Would you count how many lines of the entries below include the word "this"? Give nothing but the number.
───── Data extracts ─────
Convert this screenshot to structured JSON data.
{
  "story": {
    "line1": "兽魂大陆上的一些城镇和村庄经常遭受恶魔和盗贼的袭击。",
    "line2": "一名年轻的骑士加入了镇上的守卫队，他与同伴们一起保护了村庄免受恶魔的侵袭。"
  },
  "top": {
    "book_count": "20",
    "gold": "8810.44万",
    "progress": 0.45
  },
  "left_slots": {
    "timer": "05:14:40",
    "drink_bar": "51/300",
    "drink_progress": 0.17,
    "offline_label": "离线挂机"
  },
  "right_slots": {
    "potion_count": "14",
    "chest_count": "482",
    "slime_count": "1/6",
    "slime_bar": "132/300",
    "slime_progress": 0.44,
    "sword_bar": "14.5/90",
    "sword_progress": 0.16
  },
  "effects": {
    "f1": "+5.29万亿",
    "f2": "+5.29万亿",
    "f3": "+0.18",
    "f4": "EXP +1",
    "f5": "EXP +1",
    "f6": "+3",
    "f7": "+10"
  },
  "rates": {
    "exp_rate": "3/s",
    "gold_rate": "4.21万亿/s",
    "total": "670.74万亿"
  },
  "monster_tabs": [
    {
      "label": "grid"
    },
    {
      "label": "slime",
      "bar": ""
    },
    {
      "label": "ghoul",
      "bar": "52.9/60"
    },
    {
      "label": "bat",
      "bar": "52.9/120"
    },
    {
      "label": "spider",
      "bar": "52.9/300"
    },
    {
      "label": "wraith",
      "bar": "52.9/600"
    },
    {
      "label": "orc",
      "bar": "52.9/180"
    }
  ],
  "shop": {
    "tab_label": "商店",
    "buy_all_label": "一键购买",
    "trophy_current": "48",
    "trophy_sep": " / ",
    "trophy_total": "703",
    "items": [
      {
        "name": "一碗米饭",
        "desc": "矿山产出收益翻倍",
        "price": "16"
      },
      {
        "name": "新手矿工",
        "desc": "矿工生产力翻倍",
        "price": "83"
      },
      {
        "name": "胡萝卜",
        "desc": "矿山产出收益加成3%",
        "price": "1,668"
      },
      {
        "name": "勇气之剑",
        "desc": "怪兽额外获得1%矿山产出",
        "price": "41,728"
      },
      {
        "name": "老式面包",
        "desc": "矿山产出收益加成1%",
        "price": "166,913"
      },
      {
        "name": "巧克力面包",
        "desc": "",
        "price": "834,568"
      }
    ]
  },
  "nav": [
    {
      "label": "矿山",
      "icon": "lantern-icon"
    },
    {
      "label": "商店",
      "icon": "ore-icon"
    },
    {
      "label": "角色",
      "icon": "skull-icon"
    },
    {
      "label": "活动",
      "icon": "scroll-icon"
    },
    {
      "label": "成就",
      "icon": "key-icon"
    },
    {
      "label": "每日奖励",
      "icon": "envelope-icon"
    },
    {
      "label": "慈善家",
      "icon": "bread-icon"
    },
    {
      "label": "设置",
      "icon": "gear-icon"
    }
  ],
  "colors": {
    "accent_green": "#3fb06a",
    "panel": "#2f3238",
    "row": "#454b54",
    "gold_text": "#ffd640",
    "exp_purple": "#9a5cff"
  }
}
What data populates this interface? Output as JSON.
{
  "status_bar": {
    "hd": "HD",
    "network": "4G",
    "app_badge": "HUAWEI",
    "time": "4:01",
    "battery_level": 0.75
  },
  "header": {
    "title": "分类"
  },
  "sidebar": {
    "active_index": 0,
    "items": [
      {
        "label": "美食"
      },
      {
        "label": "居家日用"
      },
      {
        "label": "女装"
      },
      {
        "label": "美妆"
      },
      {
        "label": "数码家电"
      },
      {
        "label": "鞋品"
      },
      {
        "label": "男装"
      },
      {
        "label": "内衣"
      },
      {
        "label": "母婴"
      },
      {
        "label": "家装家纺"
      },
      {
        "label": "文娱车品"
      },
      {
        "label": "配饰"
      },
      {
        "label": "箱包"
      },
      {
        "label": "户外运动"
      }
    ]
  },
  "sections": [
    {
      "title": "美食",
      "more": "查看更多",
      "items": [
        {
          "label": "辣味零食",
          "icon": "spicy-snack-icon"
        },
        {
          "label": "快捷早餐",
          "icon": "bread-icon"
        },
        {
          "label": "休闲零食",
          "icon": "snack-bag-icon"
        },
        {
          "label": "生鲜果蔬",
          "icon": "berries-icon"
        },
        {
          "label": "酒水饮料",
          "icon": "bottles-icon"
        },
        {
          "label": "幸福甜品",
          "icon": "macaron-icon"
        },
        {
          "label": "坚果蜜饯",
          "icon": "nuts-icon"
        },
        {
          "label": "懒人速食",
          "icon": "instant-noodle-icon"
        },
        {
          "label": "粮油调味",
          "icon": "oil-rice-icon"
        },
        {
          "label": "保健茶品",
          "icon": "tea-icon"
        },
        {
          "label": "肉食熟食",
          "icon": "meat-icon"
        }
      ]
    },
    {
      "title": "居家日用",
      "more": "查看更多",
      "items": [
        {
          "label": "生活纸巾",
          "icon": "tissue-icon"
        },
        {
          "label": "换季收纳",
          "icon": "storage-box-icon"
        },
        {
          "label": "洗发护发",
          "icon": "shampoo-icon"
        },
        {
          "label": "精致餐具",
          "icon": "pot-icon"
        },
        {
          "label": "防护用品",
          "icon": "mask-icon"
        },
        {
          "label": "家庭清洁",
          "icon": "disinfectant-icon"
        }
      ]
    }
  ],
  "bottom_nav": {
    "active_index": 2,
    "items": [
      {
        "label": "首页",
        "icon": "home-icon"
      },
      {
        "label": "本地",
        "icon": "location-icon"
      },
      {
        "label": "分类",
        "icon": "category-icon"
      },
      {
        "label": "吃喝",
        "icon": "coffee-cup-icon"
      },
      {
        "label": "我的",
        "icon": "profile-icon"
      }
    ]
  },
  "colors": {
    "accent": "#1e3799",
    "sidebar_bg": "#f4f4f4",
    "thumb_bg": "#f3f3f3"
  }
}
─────
## Written reply
2